EXERCISE PROMPT
Exact copies of all the lines below are wanted, without a single picture.

++++ DATA SUPPLIED

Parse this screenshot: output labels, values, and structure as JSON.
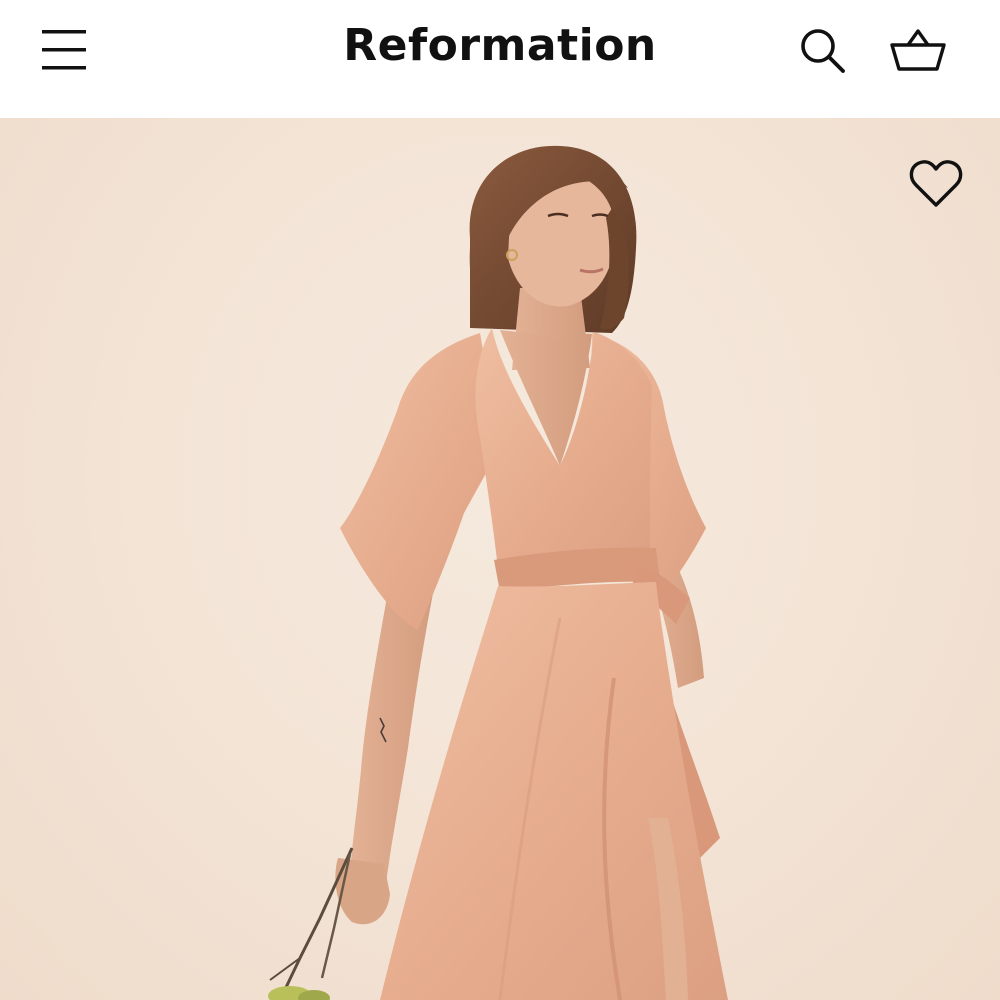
{
  "header": {
    "brand": "Reformation",
    "icons": {
      "menu": "hamburger-menu-icon",
      "search": "search-icon",
      "cart": "shopping-basket-icon"
    }
  },
  "product_image": {
    "wishlist_icon": "heart-outline-icon"
  },
  "colors": {
    "header_bg": "#ffffff",
    "text": "#111111",
    "background": "#f3e4d6",
    "dress": "#e9b295"
  }
}
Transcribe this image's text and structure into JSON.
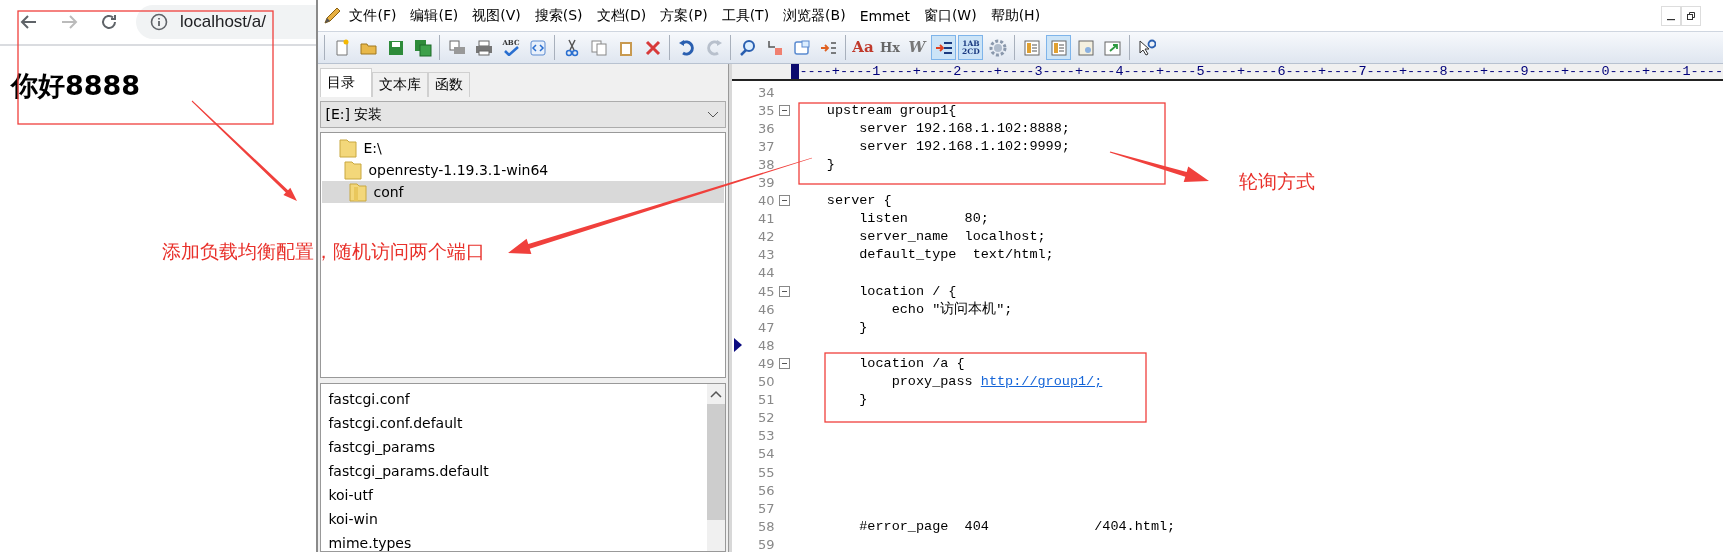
{
  "browser": {
    "nav": [
      {
        "kind": "back",
        "disabled": false
      },
      {
        "kind": "forward",
        "disabled": true
      },
      {
        "kind": "reload",
        "disabled": false
      }
    ],
    "address": "localhost/a/",
    "heading": "你好8888"
  },
  "editor": {
    "menu": [
      "文件(F)",
      "编辑(E)",
      "视图(V)",
      "搜索(S)",
      "文档(D)",
      "方案(P)",
      "工具(T)",
      "浏览器(B)",
      "Emmet",
      "窗口(W)",
      "帮助(H)"
    ],
    "toolbar": [
      [
        {
          "kind": "new",
          "pressed": false
        },
        {
          "kind": "open",
          "pressed": false
        },
        {
          "kind": "save",
          "pressed": false
        },
        {
          "kind": "saveall",
          "pressed": false
        }
      ],
      [
        {
          "kind": "preview",
          "pressed": false
        },
        {
          "kind": "print",
          "pressed": false
        },
        {
          "kind": "spell",
          "text": "ABC",
          "pressed": false
        },
        {
          "kind": "browser",
          "pressed": false
        }
      ],
      [
        {
          "kind": "cut",
          "pressed": false
        },
        {
          "kind": "copy",
          "pressed": false
        },
        {
          "kind": "paste",
          "pressed": false
        },
        {
          "kind": "delete",
          "pressed": false
        }
      ],
      [
        {
          "kind": "undo",
          "pressed": false
        },
        {
          "kind": "redo",
          "pressed": false
        }
      ],
      [
        {
          "kind": "find",
          "pressed": false
        },
        {
          "kind": "replace",
          "pressed": false
        },
        {
          "kind": "window",
          "pressed": false
        },
        {
          "kind": "goto",
          "pressed": false
        }
      ],
      [
        {
          "kind": "font",
          "text": "Aa",
          "pressed": false
        },
        {
          "kind": "glyph",
          "text": "Hx",
          "pressed": false
        },
        {
          "kind": "italic",
          "text": "W",
          "pressed": false
        },
        {
          "kind": "wrap",
          "pressed": true
        },
        {
          "kind": "linenum",
          "text": "1AB 2CD",
          "pressed": true
        },
        {
          "kind": "gear",
          "pressed": false
        }
      ],
      [
        {
          "kind": "panel",
          "pressed": false
        },
        {
          "kind": "panel",
          "pressed": true
        },
        {
          "kind": "clip",
          "pressed": false
        },
        {
          "kind": "output",
          "pressed": false
        }
      ],
      [
        {
          "kind": "help",
          "pressed": false
        }
      ]
    ],
    "panel": {
      "tabs": [
        {
          "label": "目录",
          "selected": true
        },
        {
          "label": "文本库",
          "selected": false
        },
        {
          "label": "函数",
          "selected": false
        }
      ],
      "drive": "[E:] 安装",
      "tree": [
        {
          "label": "E:\\",
          "selected": false,
          "children": [
            {
              "label": "openresty-1.19.3.1-win64",
              "selected": false,
              "children": [
                {
                  "label": "conf",
                  "selected": true
                }
              ]
            }
          ]
        }
      ],
      "files": [
        "fastcgi.conf",
        "fastcgi.conf.default",
        "fastcgi_params",
        "fastcgi_params.default",
        "koi-utf",
        "koi-win",
        "mime.types"
      ]
    },
    "ruler": "----+----1----+----2----+----3----+----4----+----5----+----6----+----7----+----8----+----9----+----0----+----1----",
    "lines": [
      {
        "number": "34",
        "fold": false,
        "current": false
      },
      {
        "number": "35",
        "text": "    upstream group1{",
        "fold": true,
        "current": false
      },
      {
        "number": "36",
        "text": "        server 192.168.1.102:8888;",
        "fold": false,
        "current": false
      },
      {
        "number": "37",
        "text": "        server 192.168.1.102:9999;",
        "fold": false,
        "current": false
      },
      {
        "number": "38",
        "text": "    }",
        "fold": false,
        "current": false
      },
      {
        "number": "39",
        "fold": false,
        "current": false
      },
      {
        "number": "40",
        "text": "    server {",
        "fold": true,
        "current": false
      },
      {
        "number": "41",
        "text": "        listen       80;",
        "fold": false,
        "current": false
      },
      {
        "number": "42",
        "text": "        server_name  localhost;",
        "fold": false,
        "current": false
      },
      {
        "number": "43",
        "text": "        default_type  text/html;",
        "fold": false,
        "current": false
      },
      {
        "number": "44",
        "fold": false,
        "current": false
      },
      {
        "number": "45",
        "text": "        location / {",
        "fold": true,
        "current": false
      },
      {
        "number": "46",
        "text": "            echo \"访问本机\";",
        "fold": false,
        "current": false
      },
      {
        "number": "47",
        "text": "        }",
        "fold": false,
        "current": false
      },
      {
        "number": "48",
        "fold": false,
        "current": true
      },
      {
        "number": "49",
        "text": "        location /a {",
        "fold": true,
        "current": false
      },
      {
        "number": "50",
        "text": "            proxy_pass ",
        "link": "http://group1/;",
        "fold": false,
        "current": false
      },
      {
        "number": "51",
        "text": "        }",
        "fold": false,
        "current": false
      },
      {
        "number": "52",
        "fold": false,
        "current": false
      },
      {
        "number": "53",
        "fold": false,
        "current": false
      },
      {
        "number": "54",
        "fold": false,
        "current": false
      },
      {
        "number": "55",
        "fold": false,
        "current": false
      },
      {
        "number": "56",
        "fold": false,
        "current": false
      },
      {
        "number": "57",
        "fold": false,
        "current": false
      },
      {
        "number": "58",
        "text": "        #error_page  404             /404.html;",
        "fold": false,
        "current": false
      },
      {
        "number": "59",
        "fold": false,
        "current": false
      }
    ]
  },
  "notes": [
    "添加负载均衡配置，随机访问两个端口",
    "轮询方式"
  ]
}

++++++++

TASK RESULT
Parse this screenshot: output labels, values, and structure as JSON.
{
  "header": {
    "brand": "Reformation",
    "icons": {
      "menu": "hamburger-menu-icon",
      "search": "search-icon",
      "cart": "shopping-basket-icon"
    }
  },
  "product_image": {
    "wishlist_icon": "heart-outline-icon"
  },
  "colors": {
    "header_bg": "#ffffff",
    "text": "#111111",
    "background": "#f3e4d6",
    "dress": "#e9b295"
  }
}
Transcribe this image's text and structure into JSON.
{
  "browser": {
    "nav": [
      {
        "kind": "back",
        "disabled": false
      },
      {
        "kind": "forward",
        "disabled": true
      },
      {
        "kind": "reload",
        "disabled": false
      }
    ],
    "address": "localhost/a/",
    "heading": "你好8888"
  },
  "editor": {
    "menu": [
      "文件(F)",
      "编辑(E)",
      "视图(V)",
      "搜索(S)",
      "文档(D)",
      "方案(P)",
      "工具(T)",
      "浏览器(B)",
      "Emmet",
      "窗口(W)",
      "帮助(H)"
    ],
    "toolbar": [
      [
        {
          "kind": "new",
          "pressed": false
        },
        {
          "kind": "open",
          "pressed": false
        },
        {
          "kind": "save",
          "pressed": false
        },
        {
          "kind": "saveall",
          "pressed": false
        }
      ],
      [
        {
          "kind": "preview",
          "pressed": false
        },
        {
          "kind": "print",
          "pressed": false
        },
        {
          "kind": "spell",
          "text": "ABC",
          "pressed": false
        },
        {
          "kind": "browser",
          "pressed": false
        }
      ],
      [
        {
          "kind": "cut",
          "pressed": false
        },
        {
          "kind": "copy",
          "pressed": false
        },
        {
          "kind": "paste",
          "pressed": false
        },
        {
          "kind": "delete",
          "pressed": false
        }
      ],
      [
        {
          "kind": "undo",
          "pressed": false
        },
        {
          "kind": "redo",
          "pressed": false
        }
      ],
      [
        {
          "kind": "find",
          "pressed": false
        },
        {
          "kind": "replace",
          "pressed": false
        },
        {
          "kind": "window",
          "pressed": false
        },
        {
          "kind": "goto",
          "pressed": false
        }
      ],
      [
        {
          "kind": "font",
          "text": "Aa",
          "pressed": false
        },
        {
          "kind": "glyph",
          "text": "Hx",
          "pressed": false
        },
        {
          "kind": "italic",
          "text": "W",
          "pressed": false
        },
        {
          "kind": "wrap",
          "pressed": true
        },
        {
          "kind": "linenum",
          "text": "1AB 2CD",
          "pressed": true
        },
        {
          "kind": "gear",
          "pressed": false
        }
      ],
      [
        {
          "kind": "panel",
          "pressed": false
        },
        {
          "kind": "panel",
          "pressed": true
        },
        {
          "kind": "clip",
          "pressed": false
        },
        {
          "kind": "output",
          "pressed": false
        }
      ],
      [
        {
          "kind": "help",
          "pressed": false
        }
      ]
    ],
    "panel": {
      "tabs": [
        {
          "label": "目录",
          "selected": true
        },
        {
          "label": "文本库",
          "selected": false
        },
        {
          "label": "函数",
          "selected": false
        }
      ],
      "drive": "[E:] 安装",
      "tree": [
        {
          "label": "E:\\",
          "selected": false,
          "children": [
            {
              "label": "openresty-1.19.3.1-win64",
              "selected": false,
              "children": [
                {
                  "label": "conf",
                  "selected": true
                }
              ]
            }
          ]
        }
      ],
      "files": [
        "fastcgi.conf",
        "fastcgi.conf.default",
        "fastcgi_params",
        "fastcgi_params.default",
        "koi-utf",
        "koi-win",
        "mime.types"
      ]
    },
    "ruler": "----+----1----+----2----+----3----+----4----+----5----+----6----+----7----+----8----+----9----+----0----+----1----",
    "lines": [
      {
        "number": "34",
        "fold": false,
        "current": false
      },
      {
        "number": "35",
        "text": "    upstream group1{",
        "fold": true,
        "current": false
      },
      {
        "number": "36",
        "text": "        server 192.168.1.102:8888;",
        "fold": false,
        "current": false
      },
      {
        "number": "37",
        "text": "        server 192.168.1.102:9999;",
        "fold": false,
        "current": false
      },
      {
        "number": "38",
        "text": "    }",
        "fold": false,
        "current": false
      },
      {
        "number": "39",
        "fold": false,
        "current": false
      },
      {
        "number": "40",
        "text": "    server {",
        "fold": true,
        "current": false
      },
      {
        "number": "41",
        "text": "        listen       80;",
        "fold": false,
        "current": false
      },
      {
        "number": "42",
        "text": "        server_name  localhost;",
        "fold": false,
        "current": false
      },
      {
        "number": "43",
        "text": "        default_type  text/html;",
        "fold": false,
        "current": false
      },
      {
        "number": "44",
        "fold": false,
        "current": false
      },
      {
        "number": "45",
        "text": "        location / {",
        "fold": true,
        "current": false
      },
      {
        "number": "46",
        "text": "            echo \"访问本机\";",
        "fold": false,
        "current": false
      },
      {
        "number": "47",
        "text": "        }",
        "fold": false,
        "current": false
      },
      {
        "number": "48",
        "fold": false,
        "current": true
      },
      {
        "number": "49",
        "text": "        location /a {",
        "fold": true,
        "current": false
      },
      {
        "number": "50",
        "text": "            proxy_pass ",
        "link": "http://group1/;",
        "fold": false,
        "current": false
      },
      {
        "number": "51",
        "text": "        }",
        "fold": false,
        "current": false
      },
      {
        "number": "52",
        "fold": false,
        "current": false
      },
      {
        "number": "53",
        "fold": false,
        "current": false
      },
      {
        "number": "54",
        "fold": false,
        "current": false
      },
      {
        "number": "55",
        "fold": false,
        "current": false
      },
      {
        "number": "56",
        "fold": false,
        "current": false
      },
      {
        "number": "57",
        "fold": false,
        "current": false
      },
      {
        "number": "58",
        "text": "        #error_page  404             /404.html;",
        "fold": false,
        "current": false
      },
      {
        "number": "59",
        "fold": false,
        "current": false
      }
    ]
  },
  "notes": [
    "添加负载均衡配置，随机访问两个端口",
    "轮询方式"
  ]
}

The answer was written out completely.